At about this point I finally got my act together and pushed a stack of units (led by the hero) behind the front lines and took several towns. Unfortunately, I went for capture instead of razing, figuring that I was on the verge of wiping him out. It didn't work out that way and my economy quickly went down the toilet. Just as things were looking really grim (0% research and I was still hemorrhaging ~30 gold a turn), I finished researching Infernal Pact, which brought a new civilization into play, the forces of hell themselves! I was then offered the option of abandoning my current civ and taking control of the new one. Given the dire straits I was in, I chose to jump ship and found myself in control of a small city out in the tundra on a different continent. I had a very large demon hero and a number of various other demon units. Unfortunately, I happened to be next to two goody-goody civs who quickly declared war on me and started blasting my units with holy spells at which point I decided to call it a game.
All in all, I've had a very interesting experience with the game so far and it has occupied most of my gaming time for the past week. If you like fantasy, strategy games, or are just a Civ fan looking for something different, I highly recommend checking it out. Given the sheer scope of the changes and added features coupled with sporadic documentation, it can be extremely confusing. I suggest looking up anything you're unfamiliar with the Civopedia.
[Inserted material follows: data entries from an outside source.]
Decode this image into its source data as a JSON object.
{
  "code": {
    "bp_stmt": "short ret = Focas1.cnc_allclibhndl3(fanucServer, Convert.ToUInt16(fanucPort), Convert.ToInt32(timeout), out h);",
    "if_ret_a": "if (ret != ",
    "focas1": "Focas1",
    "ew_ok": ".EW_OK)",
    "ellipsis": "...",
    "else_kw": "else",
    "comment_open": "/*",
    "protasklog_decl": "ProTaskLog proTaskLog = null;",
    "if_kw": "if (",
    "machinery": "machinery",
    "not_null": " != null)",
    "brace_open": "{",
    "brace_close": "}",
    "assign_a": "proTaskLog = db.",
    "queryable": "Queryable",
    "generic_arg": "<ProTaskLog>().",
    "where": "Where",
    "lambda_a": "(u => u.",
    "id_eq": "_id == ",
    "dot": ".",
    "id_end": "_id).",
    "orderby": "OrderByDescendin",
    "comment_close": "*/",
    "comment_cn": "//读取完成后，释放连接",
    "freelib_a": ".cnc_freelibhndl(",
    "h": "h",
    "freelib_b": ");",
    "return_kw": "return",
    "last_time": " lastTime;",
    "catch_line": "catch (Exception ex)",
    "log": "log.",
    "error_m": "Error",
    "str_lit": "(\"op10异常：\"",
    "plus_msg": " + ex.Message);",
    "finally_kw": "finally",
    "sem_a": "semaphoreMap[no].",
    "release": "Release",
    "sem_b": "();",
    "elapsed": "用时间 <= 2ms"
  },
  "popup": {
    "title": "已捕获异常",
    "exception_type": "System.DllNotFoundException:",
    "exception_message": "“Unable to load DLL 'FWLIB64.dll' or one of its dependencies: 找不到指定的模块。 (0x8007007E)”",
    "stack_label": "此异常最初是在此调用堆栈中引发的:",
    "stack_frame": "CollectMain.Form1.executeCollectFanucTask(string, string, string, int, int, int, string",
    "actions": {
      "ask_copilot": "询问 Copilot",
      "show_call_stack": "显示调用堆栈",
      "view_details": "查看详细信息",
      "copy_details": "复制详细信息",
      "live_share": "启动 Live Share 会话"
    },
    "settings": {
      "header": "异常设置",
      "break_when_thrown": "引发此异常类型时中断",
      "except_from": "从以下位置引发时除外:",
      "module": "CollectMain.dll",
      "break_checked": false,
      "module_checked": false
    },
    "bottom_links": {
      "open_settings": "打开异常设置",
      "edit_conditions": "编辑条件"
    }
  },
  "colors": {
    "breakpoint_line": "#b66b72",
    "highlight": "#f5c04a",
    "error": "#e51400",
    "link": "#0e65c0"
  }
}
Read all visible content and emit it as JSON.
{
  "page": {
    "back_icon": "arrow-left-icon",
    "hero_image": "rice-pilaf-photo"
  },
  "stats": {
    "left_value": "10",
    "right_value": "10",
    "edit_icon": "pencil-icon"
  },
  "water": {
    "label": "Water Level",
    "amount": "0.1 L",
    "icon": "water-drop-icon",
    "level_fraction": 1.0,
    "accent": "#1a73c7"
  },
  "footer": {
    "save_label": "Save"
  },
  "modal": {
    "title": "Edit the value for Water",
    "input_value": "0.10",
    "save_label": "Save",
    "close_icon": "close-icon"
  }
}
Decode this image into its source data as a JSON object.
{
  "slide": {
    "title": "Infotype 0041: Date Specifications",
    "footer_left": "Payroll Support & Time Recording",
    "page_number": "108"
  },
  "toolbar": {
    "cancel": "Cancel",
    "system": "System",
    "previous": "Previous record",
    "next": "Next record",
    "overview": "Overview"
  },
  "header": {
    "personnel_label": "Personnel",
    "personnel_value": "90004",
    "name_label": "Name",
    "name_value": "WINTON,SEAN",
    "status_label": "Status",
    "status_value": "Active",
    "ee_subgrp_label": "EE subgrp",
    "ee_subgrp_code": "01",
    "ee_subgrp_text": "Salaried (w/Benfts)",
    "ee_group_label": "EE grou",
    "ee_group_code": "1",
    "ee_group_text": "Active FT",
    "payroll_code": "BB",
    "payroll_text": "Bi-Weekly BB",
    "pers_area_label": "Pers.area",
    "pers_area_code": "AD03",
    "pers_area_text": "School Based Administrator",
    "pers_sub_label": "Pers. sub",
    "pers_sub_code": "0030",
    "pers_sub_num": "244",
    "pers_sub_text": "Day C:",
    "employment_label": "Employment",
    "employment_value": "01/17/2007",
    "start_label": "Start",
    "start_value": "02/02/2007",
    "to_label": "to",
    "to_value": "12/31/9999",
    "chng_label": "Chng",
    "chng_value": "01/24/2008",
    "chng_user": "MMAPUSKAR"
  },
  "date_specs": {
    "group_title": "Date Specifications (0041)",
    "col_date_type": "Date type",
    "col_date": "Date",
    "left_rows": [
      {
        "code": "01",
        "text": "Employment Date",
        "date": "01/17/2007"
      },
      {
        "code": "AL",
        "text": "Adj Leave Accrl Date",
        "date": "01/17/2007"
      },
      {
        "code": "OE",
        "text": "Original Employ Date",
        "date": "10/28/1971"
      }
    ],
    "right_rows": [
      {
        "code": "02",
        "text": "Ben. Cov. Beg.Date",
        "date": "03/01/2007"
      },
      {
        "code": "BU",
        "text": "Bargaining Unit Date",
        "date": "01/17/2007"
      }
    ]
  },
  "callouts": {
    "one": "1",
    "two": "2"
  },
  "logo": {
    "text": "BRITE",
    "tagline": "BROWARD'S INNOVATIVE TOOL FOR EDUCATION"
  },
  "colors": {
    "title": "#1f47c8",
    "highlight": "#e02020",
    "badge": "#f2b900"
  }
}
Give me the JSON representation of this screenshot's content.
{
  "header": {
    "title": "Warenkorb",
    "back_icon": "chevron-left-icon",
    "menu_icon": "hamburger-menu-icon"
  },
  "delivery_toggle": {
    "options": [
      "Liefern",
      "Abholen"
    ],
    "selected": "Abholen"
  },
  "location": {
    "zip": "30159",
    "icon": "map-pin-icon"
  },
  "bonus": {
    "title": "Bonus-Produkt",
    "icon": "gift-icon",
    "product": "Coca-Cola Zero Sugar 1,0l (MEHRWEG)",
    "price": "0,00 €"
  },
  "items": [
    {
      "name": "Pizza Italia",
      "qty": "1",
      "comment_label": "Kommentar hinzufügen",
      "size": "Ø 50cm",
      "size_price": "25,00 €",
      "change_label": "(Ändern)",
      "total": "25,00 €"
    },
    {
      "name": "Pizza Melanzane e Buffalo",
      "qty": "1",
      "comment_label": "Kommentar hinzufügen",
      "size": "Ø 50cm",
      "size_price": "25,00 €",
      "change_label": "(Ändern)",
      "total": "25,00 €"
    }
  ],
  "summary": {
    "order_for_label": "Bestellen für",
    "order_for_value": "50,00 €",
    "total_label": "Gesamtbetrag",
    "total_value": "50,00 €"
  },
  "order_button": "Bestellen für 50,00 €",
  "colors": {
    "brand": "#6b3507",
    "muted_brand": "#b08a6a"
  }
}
Here are some useful links:
Forum thread with links to download latest version as well as an FAQ
Strategy link #1
Strategy link #2